Scientists blame adenovirus for AIDS vax trial fiasco

Two years ago the revelation that Merck's experimental AIDS vaccine actually increased the risk of infection among the people who volunteered for a clinical trial proved a serious blow to the whole research field, which it is still recovering from. But now researchers at Imperial College of London believe they have figured out what went wrong.

The scientific team concludes that the adenovirus--a deactivated common cold virus used to deliver the vaccine--triggered an immune response in the volunteers. Their bodies were flooded with CD4 immune cells, which fight the cold. But the same cells are also a favorite target of HIV and play a key role in infecting patients.

"We expected that pre-existing immunity would only render the vaccine less efficacious, and instead it increased the susceptibility of people to HIV," Abel Benlahrech tells Bloomberg. A large scale trial of a new AIDS vaccine in Thailand used a bird virus to deliver the vaccine, avoiding the problems associated with the adenovirus.

- check out the story from Bloomberg

Suggested Articles

Efforts to pivot existing discoveries into COVID-19 cures may not bear fruit until the pandemic has ended but could help fend off future outbreaks.

GigaGen joined a group of companies making plasma-based, polyclonal antibody treatments for COVID-19.

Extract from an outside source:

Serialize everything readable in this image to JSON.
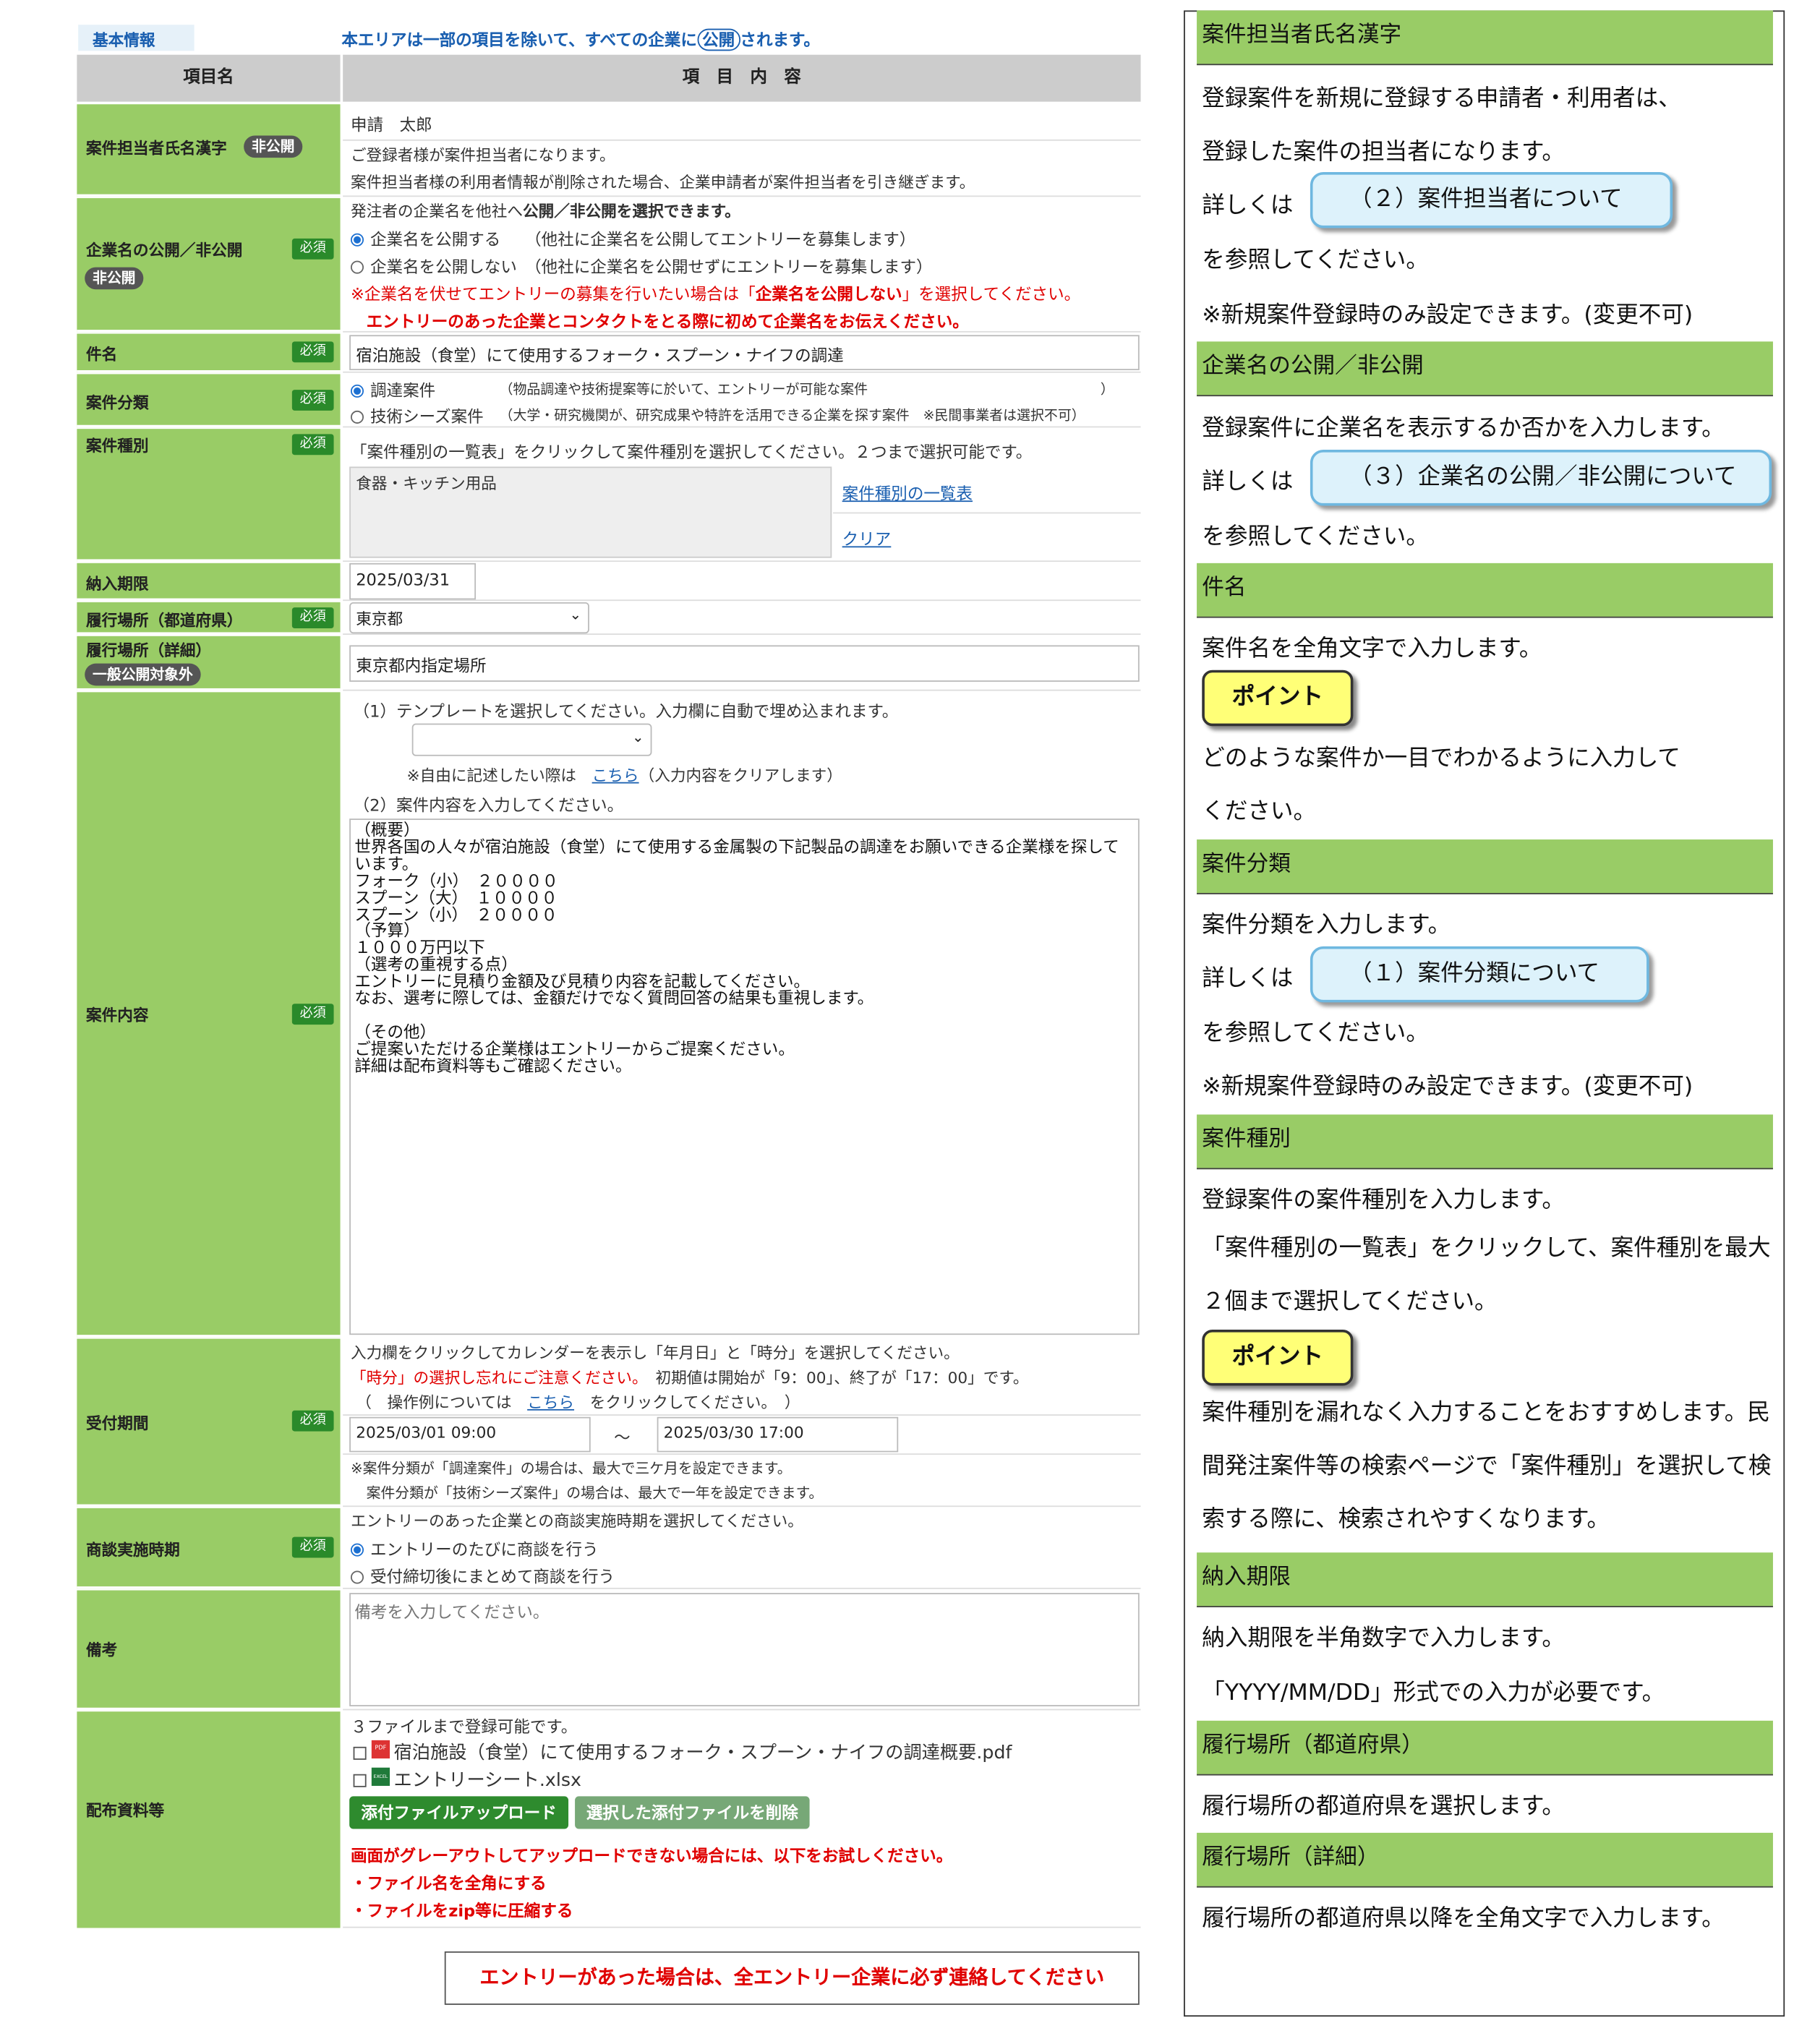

Removing the IRE1-alpha gene from beta cells in mouse models of Type 1 diabetes restored normal insulin production, scientists found.